**Work to be completed:**
Report each line from the entries in which "Virtual" can be found.

* * * * * * *

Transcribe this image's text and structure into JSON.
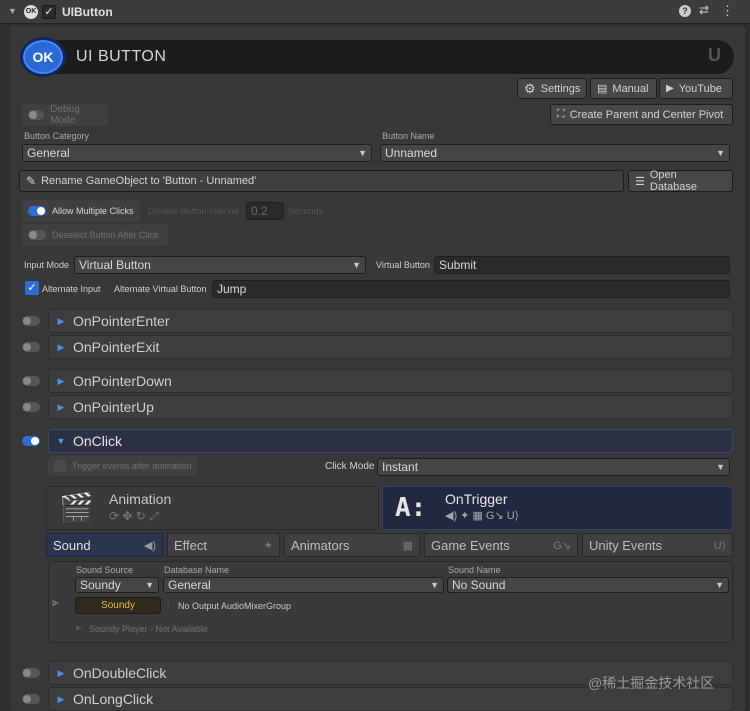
{
  "header": {
    "title": "UIButton"
  },
  "banner": {
    "logo": "OK",
    "title": "UI BUTTON",
    "corner": "U"
  },
  "toolbar": {
    "settings": "Settings",
    "manual": "Manual",
    "youtube": "YouTube",
    "create_parent": "Create Parent and Center Pivot"
  },
  "debug": {
    "label": "Debug Mode"
  },
  "category": {
    "label": "Button Category",
    "value": "General"
  },
  "name": {
    "label": "Button Name",
    "value": "Unnamed"
  },
  "rename": {
    "label": "Rename GameObject to 'Button - Unnamed'",
    "open_db": "Open Database"
  },
  "allow_multiple": {
    "label": "Allow Multiple Clicks",
    "disable_interval_label": "Disable Button Interval",
    "interval": "0.2",
    "unit": "Seconds"
  },
  "deselect": {
    "label": "Deselect Button After Click"
  },
  "input_mode": {
    "label": "Input Mode",
    "value": "Virtual Button",
    "vb_label": "Virtual Button",
    "vb_value": "Submit"
  },
  "alternate": {
    "label": "Alternate Input",
    "avb_label": "Alternate Virtual Button",
    "avb_value": "Jump"
  },
  "events": {
    "pointer_enter": "OnPointerEnter",
    "pointer_exit": "OnPointerExit",
    "pointer_down": "OnPointerDown",
    "pointer_up": "OnPointerUp",
    "on_click": "OnClick",
    "double_click": "OnDoubleClick",
    "long_click": "OnLongClick"
  },
  "onclick": {
    "trigger_after_anim": "Trigger events after animation",
    "click_mode_label": "Click Mode",
    "click_mode_value": "Instant",
    "animation_title": "Animation",
    "ontrigger_title": "OnTrigger",
    "ontrigger_glyph": "A:"
  },
  "tabs": [
    "Sound",
    "Effect",
    "Animators",
    "Game Events",
    "Unity Events"
  ],
  "sound": {
    "source_label": "Sound Source",
    "source_value": "Soundy",
    "db_label": "Database Name",
    "db_value": "General",
    "name_label": "Sound Name",
    "name_value": "No Sound",
    "soundy_button": "Soundy",
    "mixer": "No Output AudioMixerGroup",
    "player": "Soundy Player - Not Available"
  },
  "watermark": "@稀土掘金技术社区",
  "colors": {
    "accent": "#2e6fd6",
    "soundy": "#e6b84a"
  }
}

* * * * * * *

**Response to the task:**
    "value": "Virtual Button",
    "vb_label": "Virtual Button",
    "avb_label": "Alternate Virtual Button",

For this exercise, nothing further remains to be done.